100 Ler mais

Nutritional care in motor neurone disease/ amyotrophic lateral sclerosis

Nutritional care in motor neurone disease/ amyotrophic lateral sclerosis

Patients with amyotrophic lateral sclerosis (ALS) often present changes in nutritional status. Based on weight loss and on difficulty in nutri- tional management, this study aims to review the different possibilities and to present guidelines concerning nutritional treatment to such patients. Diet characteristics, types of treatment and nutritional therapy indicating administration routes and discussing the details of the disease are described herein. Nutritional therapy has been a substantial therapeutic resource for ALS development.

7 Ler mais

CX3CR1 is a modifying gene of survival and progression in amyotrophic lateral sclerosis.

CX3CR1 is a modifying gene of survival and progression in amyotrophic lateral sclerosis.

The objective of this study was to investigate the association of functional variants of the human CX3CR1 gene (Fractalkine receptor) with the risk of Amyotrophic Lateral Sclerosis (ALS), the survival and the progression rate of the disease symptoms in a Spanish ALS cohort. 187 ALS patients (142 sporadic [sALS] and 45 familial) and 378 controls were recruited. We investigated CX3CR1 V249I (rs3732379) and T280M (rs3732378) genotypes and their haplotypes as predictors of survival, the progression rate of the symptoms (as measured by ALSFRS-R and FVC decline) and the risk of suffering ALS disease. The results indicated that sALS patients with CX3CR1 249 I/I or 249 V/I genotypes presented a shorter survival time (42.2764.90)
Mostrar mais

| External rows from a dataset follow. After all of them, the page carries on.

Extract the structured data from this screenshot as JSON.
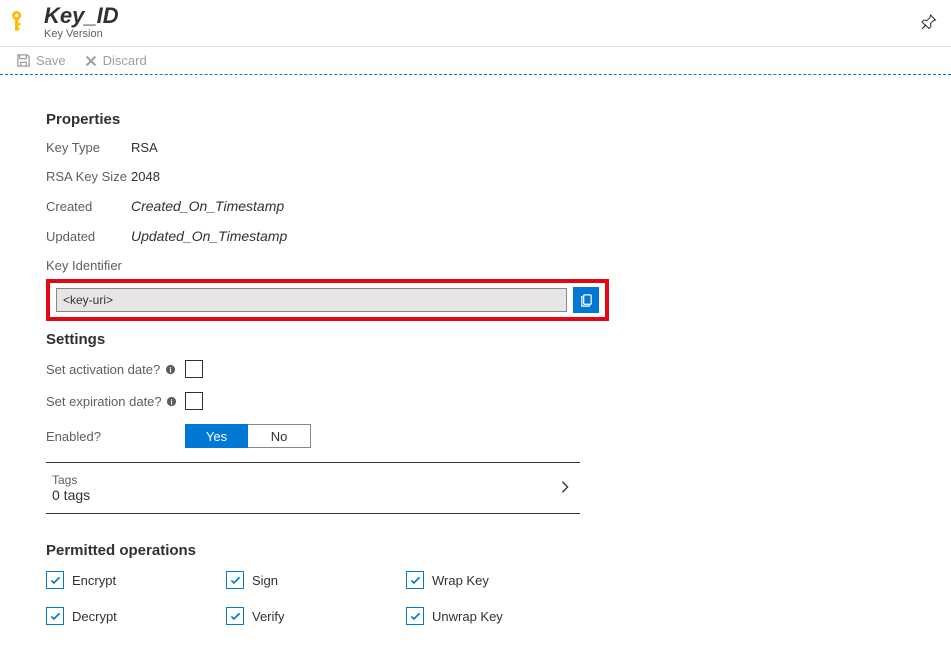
{
  "header": {
    "title": "Key_ID",
    "subtitle": "Key Version"
  },
  "toolbar": {
    "save": "Save",
    "discard": "Discard"
  },
  "properties": {
    "heading": "Properties",
    "key_type_label": "Key Type",
    "key_type_value": "RSA",
    "rsa_size_label": "RSA Key Size",
    "rsa_size_value": "2048",
    "created_label": "Created",
    "created_value": "Created_On_Timestamp",
    "updated_label": "Updated",
    "updated_value": "Updated_On_Timestamp",
    "key_identifier_label": "Key Identifier",
    "key_uri_value": "<key-uri>"
  },
  "settings": {
    "heading": "Settings",
    "activation_label": "Set activation date?",
    "expiration_label": "Set expiration date?",
    "enabled_label": "Enabled?",
    "yes": "Yes",
    "no": "No"
  },
  "tags": {
    "label": "Tags",
    "count": "0 tags"
  },
  "operations": {
    "heading": "Permitted operations",
    "encrypt": "Encrypt",
    "decrypt": "Decrypt",
    "sign": "Sign",
    "verify": "Verify",
    "wrap": "Wrap Key",
    "unwrap": "Unwrap Key"
  }
}
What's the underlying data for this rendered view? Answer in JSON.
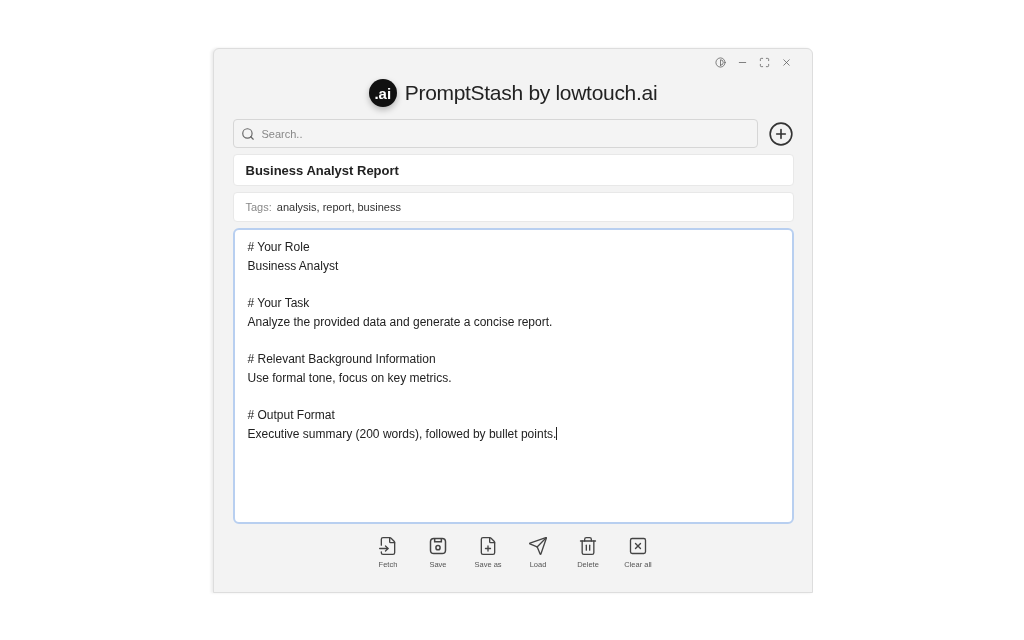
{
  "window": {
    "controls": [
      {
        "kind": "theme"
      },
      {
        "kind": "minimize"
      },
      {
        "kind": "maximize"
      },
      {
        "kind": "close"
      }
    ]
  },
  "header": {
    "logo": ".ai",
    "title": "PromptStash",
    "byline": "by lowtouch.ai"
  },
  "search": {
    "placeholder": "Search.."
  },
  "prompt_title": "Business Analyst Report",
  "tags": {
    "label": "Tags:",
    "value": "analysis, report, business"
  },
  "editor": {
    "focused": true,
    "sections": [
      {
        "heading": "# Your Role",
        "body": "Business Analyst"
      },
      {
        "heading": "# Your Task",
        "body": "Analyze the provided data and generate a concise report."
      },
      {
        "heading": "# Relevant Background Information",
        "body": "Use formal tone, focus on key metrics."
      },
      {
        "heading": "# Output Format",
        "body": "Executive summary (200 words), followed by bullet points."
      }
    ]
  },
  "actions": [
    {
      "kind": "fetch",
      "label": "Fetch"
    },
    {
      "kind": "save",
      "label": "Save"
    },
    {
      "kind": "save_as",
      "label": "Save as"
    },
    {
      "kind": "load",
      "label": "Load"
    },
    {
      "kind": "delete",
      "label": "Delete"
    },
    {
      "kind": "clear",
      "label": "Clear all"
    }
  ]
}
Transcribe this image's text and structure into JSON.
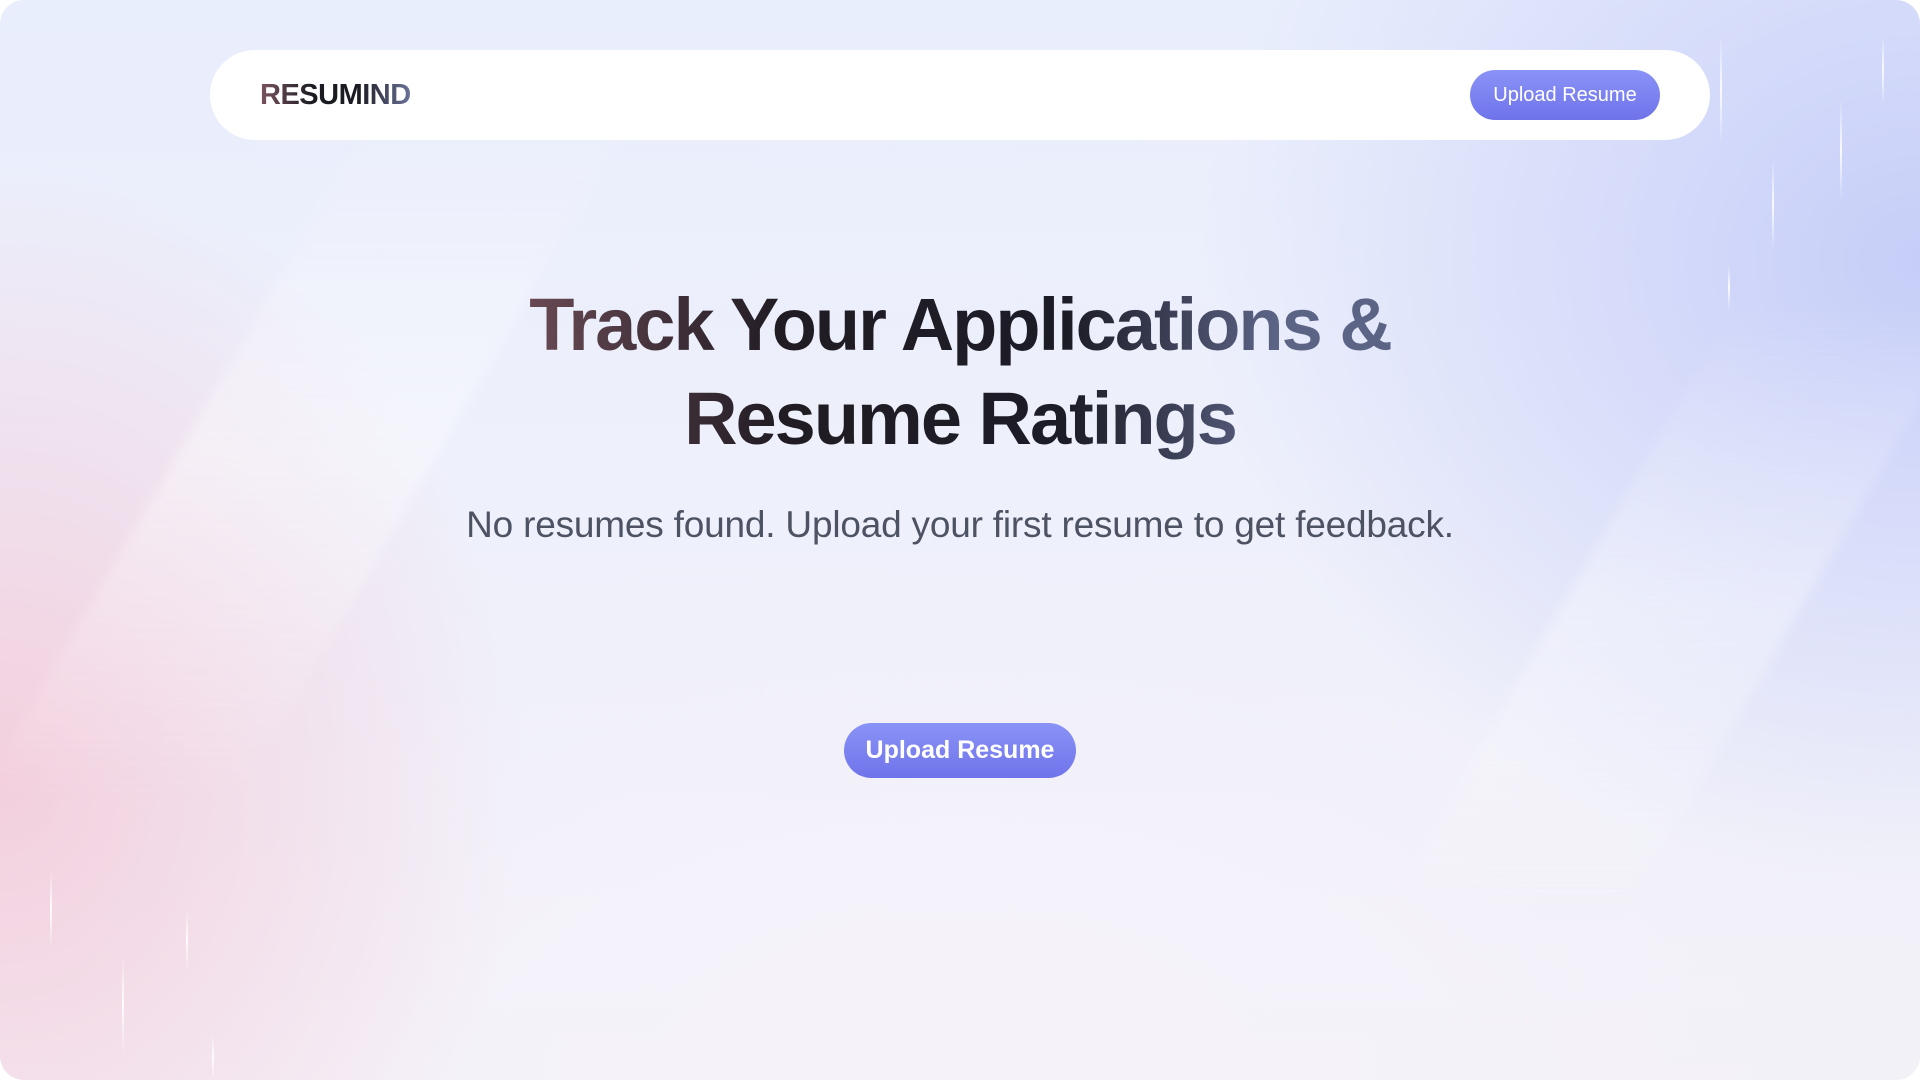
{
  "navbar": {
    "logo": "RESUMIND",
    "upload_label": "Upload Resume"
  },
  "hero": {
    "headline": "Track Your Applications & Resume Ratings",
    "subtitle": "No resumes found. Upload your first resume to get feedback.",
    "upload_label": "Upload Resume"
  },
  "colors": {
    "accent": "#7a80f0",
    "background_top": "#e9eefc",
    "background_pink": "#f4c4d4",
    "background_lavender": "#c4ccf8",
    "text_muted": "#4d5363"
  }
}
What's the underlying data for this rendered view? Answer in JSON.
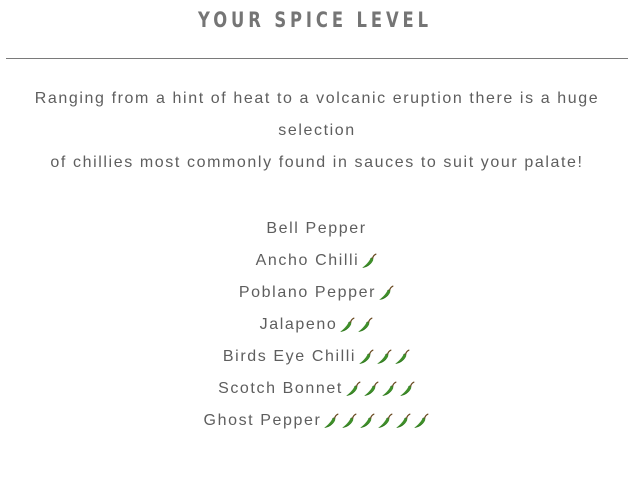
{
  "heading": "YOUR SPICE LEVEL",
  "intro": {
    "line1": "Ranging from a hint of heat to a volcanic eruption there is a huge selection",
    "line2": "of chillies most commonly found in sauces to suit your palate!"
  },
  "levels": [
    {
      "name": "Bell Pepper",
      "chillies": 0
    },
    {
      "name": "Ancho Chilli",
      "chillies": 1
    },
    {
      "name": "Poblano Pepper",
      "chillies": 1
    },
    {
      "name": "Jalapeno",
      "chillies": 2
    },
    {
      "name": "Birds Eye Chilli",
      "chillies": 3
    },
    {
      "name": "Scotch Bonnet",
      "chillies": 4
    },
    {
      "name": "Ghost Pepper",
      "chillies": 6
    }
  ],
  "icon": "hot-pepper-icon",
  "colors": {
    "heading": "#757575",
    "text": "#5e5e5e",
    "divider": "#7a7a7a",
    "chilli": "#3f8f2a",
    "chilli_dark": "#2b6b1c",
    "stem": "#6a4a22"
  }
}
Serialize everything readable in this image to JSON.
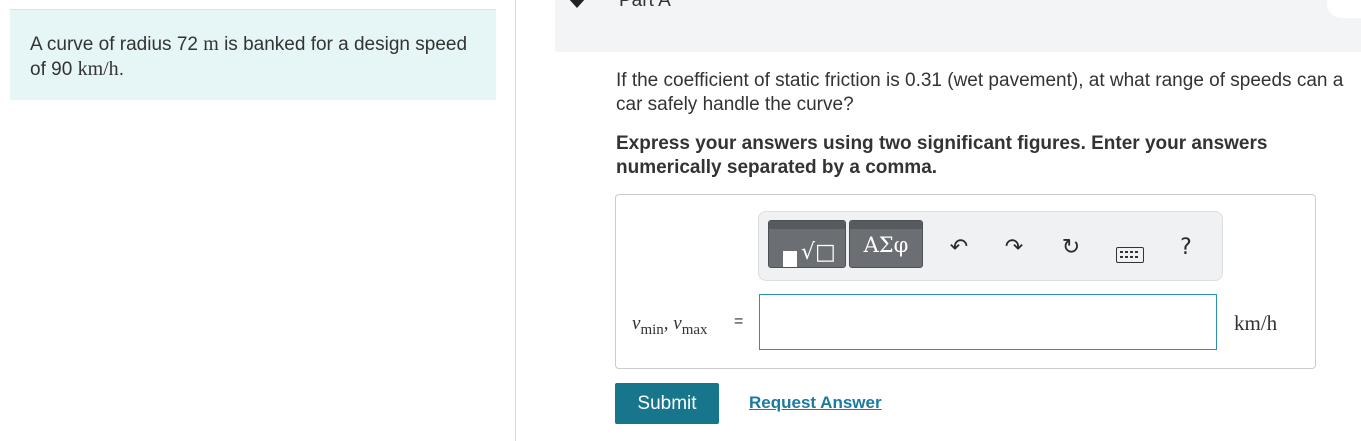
{
  "problem": {
    "text_before_radius": "A curve of radius",
    "radius_value": "72",
    "radius_unit": "m",
    "text_middle": "is banked for a design speed of",
    "speed_value": "90",
    "speed_unit": "km/h",
    "text_end": "."
  },
  "part": {
    "title": "Part A"
  },
  "question": "If the coefficient of static friction is 0.31 (wet pavement), at what range of speeds can a car safely handle the curve?",
  "instruction": "Express your answers using two significant figures. Enter your answers numerically separated by a comma.",
  "toolbar": {
    "templates_glyph": "√□",
    "symbols_label": "ΑΣφ",
    "undo_glyph": "↶",
    "redo_glyph": "↷",
    "reset_glyph": "↻",
    "help_glyph": "?"
  },
  "answer": {
    "var1": "v",
    "var1_sub": "min",
    "separator": ",",
    "var2": "v",
    "var2_sub": "max",
    "equals": "=",
    "value": "",
    "unit": "km/h"
  },
  "buttons": {
    "submit": "Submit",
    "request_answer": "Request Answer"
  },
  "colors": {
    "intro_bg": "#e6f6f7",
    "submit_bg": "#17758c",
    "link": "#1b7aa0"
  }
}
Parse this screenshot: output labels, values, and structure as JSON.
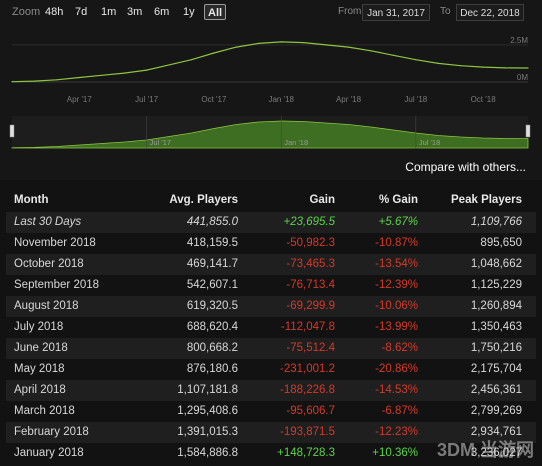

8 Ler mais

Amyotrophic lateral sclerosis (ALS): three letters that change the people's life. For ever

Amyotrophic lateral sclerosis (ALS): three letters that change the people's life. For ever

The speciic term “Motor Neuron Disease” (MND) is used in europe as progressive neurodegenerative disor- ders with different etiologist and clinical variability, but a common inal event: loss of upper and / or lower mo- tor neurons. Depending on which motor neurons are af- fected, there are four main forms identiied, but they may overlap: (1) primary lateral sclerosis (pls) is a condition in which upper motor neuron signs occur in the absence of lower motor neuron signs, and pathologic changes are re- stricted to the motor cortex and corticospinal tracts. it is characterized by spasticity, hiperelexia, Babinski’s signal. it represents the least common form of MND, affecting less those 2% of all cases; (2) progressive muscular atrophy (pMA) is a condition in which lower motor neuron signs correlating with a loss of anterior horn cells occur in the absence of upper motor neurons signs, and in which the motor neurons signs are preserved. it is characterized by muscle weakness and wasting, weight loss and fascicula- tion. it represents around 5% of all MND cases; (3) progres- sive bulbar palsy (pBp), affecting the muscles of the bulbar region, is characterized by dysarthria, dysphagia, tongue atrophy, and fasciculation. Approximately 20 % of patients who later develop other features of Als present initially with pBp; (4) Amyotrophic lateral sclerosis is the most fre- quent MND’s presentation, having its name as MND syn- onymous (Als / MND). it is characterized by a progressive degeneration of lower and upper motor neurons in the cerebral cortex, brainstem, and spinal cord, resulting in muscular atrophy, fasciculation’s, weakness and spasticity.
Mostrar mais

33 Ler mais

Impaired Verbal Communication: diagnosis review in patients with Amyotrophic Lateral Sclerosis

Impaired Verbal Communication: diagnosis review in patients with Amyotrophic Lateral Sclerosis

The second step occurred through online access to the da- tabases: National Library of Medicine and National Institutes of Health (PubMed), Scopus, Cochrane, Science direct, Latin American & Caribbean Literature in Health Sciences (LILACS) and Cumulative Index to Nursing and Allied Health Literature (CINAHL). We used the controlled descriptors “Amyotrophic Lateral Sclerosis” AND “Communication Disorders” and their respective equivalent terms, in the English and Spanish languages, extracted from the DeCs (Descriptors in Health Sciences) of the Virtual Health Library Portal (VHL) and MeSH Subject Head- ings) of the National Library, respecting the terminology used in each selected database.
Mostrar mais

11 Ler mais

Show all 2445 documents...